True enough, the Eucharist is Jesus Christ himself. So, every time we take the Eucharist, we received the source of life and grace. Every time we take the Eucharist, we received the source of our growth in faith, hope, and charity. Every time we take the Eucharist, we share the divinity of Christ Jesus, who humbled himself to share in our humanity. So, you and I become one with Jesus. We are in communion with Him.
Yet, we don’t just stop there receiving Him. In today’s gospel, as Jesus instituted the Eucharist, He also instituted priesthood together His commandment of service and love. We have heard how Jesus humbled himself and washed the feet of the disciples. This act serves as a reminder for us to love and to serve one another, as he said: “I have given you a model to follow so that as I have done for you, you should also do.”
My brothers and sisters, we are commissioned by Jesus to become priests and servants for His people in His kingdom. By our baptism, we shared the office of the priesthood of Christ. It means you and I are called to pray, to serve, and to pastor others. In this trying times, Jesus invites us to pray for those afflicted with COVID disease that they may have hope and experience healing. We are also called to generously serve for those who are exhausted in helping others, such as medical frontliners and government workers. Further, we are called to pastor for those who have lost their faith because of suffering and of death of their loved ones.
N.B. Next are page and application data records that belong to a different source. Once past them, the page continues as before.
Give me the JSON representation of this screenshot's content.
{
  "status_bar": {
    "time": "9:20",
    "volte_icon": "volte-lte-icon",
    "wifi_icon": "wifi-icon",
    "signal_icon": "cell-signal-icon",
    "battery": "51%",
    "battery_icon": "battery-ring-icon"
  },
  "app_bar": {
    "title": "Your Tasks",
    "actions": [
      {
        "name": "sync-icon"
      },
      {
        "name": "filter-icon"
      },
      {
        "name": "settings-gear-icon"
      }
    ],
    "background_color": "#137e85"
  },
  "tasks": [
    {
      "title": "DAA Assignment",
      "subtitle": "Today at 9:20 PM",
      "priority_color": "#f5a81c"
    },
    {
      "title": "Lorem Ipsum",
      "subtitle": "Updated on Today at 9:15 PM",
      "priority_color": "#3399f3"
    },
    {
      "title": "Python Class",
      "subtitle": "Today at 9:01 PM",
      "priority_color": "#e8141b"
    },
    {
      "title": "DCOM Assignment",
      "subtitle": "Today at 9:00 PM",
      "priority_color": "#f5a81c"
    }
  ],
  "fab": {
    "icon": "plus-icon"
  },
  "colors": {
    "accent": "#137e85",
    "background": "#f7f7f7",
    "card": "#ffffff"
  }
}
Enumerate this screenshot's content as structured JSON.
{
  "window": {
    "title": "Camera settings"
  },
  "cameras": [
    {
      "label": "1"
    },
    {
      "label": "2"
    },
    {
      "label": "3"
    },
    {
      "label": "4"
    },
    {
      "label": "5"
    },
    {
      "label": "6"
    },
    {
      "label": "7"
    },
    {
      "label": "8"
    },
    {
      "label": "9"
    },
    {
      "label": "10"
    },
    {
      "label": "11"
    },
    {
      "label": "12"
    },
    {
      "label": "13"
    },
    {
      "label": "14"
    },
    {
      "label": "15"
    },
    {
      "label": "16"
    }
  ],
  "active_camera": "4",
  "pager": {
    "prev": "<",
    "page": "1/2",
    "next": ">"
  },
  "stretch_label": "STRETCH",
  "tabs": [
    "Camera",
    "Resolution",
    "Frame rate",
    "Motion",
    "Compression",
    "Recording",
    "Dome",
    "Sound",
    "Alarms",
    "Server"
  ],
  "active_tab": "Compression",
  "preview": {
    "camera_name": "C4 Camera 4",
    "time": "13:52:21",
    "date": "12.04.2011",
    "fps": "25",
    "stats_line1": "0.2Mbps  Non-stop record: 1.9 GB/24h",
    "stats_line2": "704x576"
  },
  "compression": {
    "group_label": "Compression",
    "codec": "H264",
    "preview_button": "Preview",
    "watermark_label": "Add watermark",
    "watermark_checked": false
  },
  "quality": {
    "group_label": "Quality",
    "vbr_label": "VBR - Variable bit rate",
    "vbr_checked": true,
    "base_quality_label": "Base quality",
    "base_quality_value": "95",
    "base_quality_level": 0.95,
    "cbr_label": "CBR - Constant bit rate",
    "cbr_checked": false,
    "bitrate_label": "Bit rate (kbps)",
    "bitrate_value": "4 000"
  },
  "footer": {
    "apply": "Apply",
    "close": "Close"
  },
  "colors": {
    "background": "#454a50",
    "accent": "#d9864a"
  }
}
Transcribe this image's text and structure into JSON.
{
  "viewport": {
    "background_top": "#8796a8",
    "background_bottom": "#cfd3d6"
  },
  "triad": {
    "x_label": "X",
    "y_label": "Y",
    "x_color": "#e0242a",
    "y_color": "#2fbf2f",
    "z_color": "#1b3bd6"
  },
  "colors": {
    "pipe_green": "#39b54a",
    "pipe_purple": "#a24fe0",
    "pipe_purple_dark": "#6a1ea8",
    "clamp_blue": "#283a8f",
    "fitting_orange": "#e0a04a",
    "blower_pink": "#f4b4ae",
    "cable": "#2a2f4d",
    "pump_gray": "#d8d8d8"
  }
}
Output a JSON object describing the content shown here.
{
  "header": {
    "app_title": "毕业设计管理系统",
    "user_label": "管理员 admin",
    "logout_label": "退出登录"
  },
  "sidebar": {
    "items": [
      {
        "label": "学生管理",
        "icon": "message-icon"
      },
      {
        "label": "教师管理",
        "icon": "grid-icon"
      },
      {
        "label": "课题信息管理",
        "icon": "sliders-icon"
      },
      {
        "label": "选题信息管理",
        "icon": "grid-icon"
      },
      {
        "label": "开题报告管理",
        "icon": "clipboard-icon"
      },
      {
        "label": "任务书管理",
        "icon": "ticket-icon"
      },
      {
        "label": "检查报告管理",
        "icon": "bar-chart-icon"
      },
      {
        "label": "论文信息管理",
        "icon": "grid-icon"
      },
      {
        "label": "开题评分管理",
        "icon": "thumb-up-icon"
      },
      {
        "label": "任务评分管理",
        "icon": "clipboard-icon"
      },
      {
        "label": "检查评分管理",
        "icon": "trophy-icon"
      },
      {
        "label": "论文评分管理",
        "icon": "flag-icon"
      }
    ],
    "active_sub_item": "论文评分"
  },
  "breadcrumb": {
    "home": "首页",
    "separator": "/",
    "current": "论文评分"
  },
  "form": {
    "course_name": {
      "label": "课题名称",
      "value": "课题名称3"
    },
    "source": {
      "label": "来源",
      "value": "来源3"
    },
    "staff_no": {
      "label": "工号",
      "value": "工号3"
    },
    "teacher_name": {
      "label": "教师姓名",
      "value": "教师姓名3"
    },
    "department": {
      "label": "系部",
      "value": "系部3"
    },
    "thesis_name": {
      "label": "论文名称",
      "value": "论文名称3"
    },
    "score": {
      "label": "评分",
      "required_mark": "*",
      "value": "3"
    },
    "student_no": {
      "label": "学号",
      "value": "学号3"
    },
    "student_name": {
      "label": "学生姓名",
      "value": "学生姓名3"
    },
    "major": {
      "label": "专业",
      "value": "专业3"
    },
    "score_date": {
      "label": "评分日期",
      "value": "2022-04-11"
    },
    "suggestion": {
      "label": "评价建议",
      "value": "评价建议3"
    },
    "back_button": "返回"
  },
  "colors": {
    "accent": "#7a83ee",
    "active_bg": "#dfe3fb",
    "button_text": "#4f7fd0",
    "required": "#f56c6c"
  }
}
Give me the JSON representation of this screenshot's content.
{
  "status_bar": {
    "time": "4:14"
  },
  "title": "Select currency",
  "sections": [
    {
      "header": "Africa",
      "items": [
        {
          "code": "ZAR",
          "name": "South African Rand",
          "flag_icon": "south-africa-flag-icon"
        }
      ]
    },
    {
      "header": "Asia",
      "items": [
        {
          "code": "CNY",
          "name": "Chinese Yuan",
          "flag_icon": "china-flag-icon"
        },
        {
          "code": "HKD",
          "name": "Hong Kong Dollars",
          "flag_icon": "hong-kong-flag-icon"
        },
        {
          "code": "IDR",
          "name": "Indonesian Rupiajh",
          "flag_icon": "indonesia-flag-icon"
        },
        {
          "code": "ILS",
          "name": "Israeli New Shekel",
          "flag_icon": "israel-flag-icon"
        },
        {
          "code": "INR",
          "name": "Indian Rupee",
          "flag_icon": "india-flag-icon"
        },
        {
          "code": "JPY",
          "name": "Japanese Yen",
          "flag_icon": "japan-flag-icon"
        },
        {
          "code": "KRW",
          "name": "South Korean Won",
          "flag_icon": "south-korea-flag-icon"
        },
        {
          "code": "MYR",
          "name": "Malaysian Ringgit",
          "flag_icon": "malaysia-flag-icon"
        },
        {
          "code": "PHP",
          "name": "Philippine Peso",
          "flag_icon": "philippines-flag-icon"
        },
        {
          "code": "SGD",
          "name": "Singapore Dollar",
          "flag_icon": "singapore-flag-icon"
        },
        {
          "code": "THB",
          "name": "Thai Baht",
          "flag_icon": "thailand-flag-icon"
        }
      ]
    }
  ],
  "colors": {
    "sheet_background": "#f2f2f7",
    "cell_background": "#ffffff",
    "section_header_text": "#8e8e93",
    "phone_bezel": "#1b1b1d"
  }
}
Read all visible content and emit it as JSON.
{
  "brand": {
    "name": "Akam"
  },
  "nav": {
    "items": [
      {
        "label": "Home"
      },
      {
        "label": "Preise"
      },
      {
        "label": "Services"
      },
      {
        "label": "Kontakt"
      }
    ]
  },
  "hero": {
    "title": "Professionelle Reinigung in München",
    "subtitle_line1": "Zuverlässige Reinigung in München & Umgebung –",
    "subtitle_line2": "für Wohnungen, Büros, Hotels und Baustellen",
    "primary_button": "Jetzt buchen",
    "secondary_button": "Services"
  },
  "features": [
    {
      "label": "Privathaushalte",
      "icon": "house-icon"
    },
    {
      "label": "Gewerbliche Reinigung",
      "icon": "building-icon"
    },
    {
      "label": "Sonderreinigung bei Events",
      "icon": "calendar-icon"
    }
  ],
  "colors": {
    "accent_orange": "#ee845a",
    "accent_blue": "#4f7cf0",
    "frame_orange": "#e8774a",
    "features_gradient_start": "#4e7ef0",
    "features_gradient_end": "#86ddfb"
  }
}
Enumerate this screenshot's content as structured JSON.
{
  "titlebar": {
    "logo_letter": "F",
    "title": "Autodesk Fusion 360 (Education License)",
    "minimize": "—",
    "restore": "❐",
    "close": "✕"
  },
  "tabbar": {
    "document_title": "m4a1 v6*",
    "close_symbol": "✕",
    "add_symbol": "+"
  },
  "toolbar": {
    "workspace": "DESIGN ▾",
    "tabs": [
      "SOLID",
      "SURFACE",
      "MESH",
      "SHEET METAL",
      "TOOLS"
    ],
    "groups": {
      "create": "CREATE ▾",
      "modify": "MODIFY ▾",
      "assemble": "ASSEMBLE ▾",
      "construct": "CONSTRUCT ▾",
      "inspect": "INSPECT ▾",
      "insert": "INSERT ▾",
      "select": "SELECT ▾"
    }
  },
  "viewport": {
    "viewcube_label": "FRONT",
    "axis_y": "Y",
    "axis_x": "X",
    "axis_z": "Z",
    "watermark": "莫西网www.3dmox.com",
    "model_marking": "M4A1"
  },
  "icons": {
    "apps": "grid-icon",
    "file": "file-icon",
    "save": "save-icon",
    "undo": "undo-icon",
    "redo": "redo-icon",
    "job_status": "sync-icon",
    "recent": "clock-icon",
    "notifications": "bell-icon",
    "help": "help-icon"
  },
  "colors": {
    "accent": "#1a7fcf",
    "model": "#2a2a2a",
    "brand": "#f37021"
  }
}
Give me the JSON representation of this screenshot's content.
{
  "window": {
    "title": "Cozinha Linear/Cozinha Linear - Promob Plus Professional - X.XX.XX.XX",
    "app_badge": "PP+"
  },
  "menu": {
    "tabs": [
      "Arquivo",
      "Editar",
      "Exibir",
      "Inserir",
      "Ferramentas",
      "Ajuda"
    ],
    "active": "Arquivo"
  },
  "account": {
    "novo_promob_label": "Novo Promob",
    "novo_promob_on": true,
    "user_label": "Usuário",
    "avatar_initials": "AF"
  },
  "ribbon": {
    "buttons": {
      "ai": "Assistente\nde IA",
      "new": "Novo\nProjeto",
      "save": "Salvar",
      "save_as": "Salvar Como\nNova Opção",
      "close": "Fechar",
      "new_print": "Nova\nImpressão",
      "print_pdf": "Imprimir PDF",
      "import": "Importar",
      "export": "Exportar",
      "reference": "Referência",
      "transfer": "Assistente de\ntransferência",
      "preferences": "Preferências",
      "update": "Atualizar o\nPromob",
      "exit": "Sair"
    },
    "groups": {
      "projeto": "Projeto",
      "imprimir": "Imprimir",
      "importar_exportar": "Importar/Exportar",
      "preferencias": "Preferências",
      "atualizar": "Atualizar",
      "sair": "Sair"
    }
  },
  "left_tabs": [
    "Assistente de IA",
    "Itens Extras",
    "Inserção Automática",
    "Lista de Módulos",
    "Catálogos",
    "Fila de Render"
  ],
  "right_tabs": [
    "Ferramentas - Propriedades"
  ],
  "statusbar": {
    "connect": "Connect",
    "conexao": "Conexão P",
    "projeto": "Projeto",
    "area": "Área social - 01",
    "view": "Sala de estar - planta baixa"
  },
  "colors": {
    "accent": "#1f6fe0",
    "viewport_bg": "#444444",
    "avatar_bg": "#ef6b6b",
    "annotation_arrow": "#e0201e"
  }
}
In this mass, we ask for the grace of becoming like Jesus, the Eucharist. We pray that we, like a little bowl of leftovers, may still become a nourishing sacrament that brings faith for those broken-hearted, brings hope for those who are sick, and brings charitable love for those living in darkness. Amen.
Shared by Rev. Joey Valross Trillo, CSsR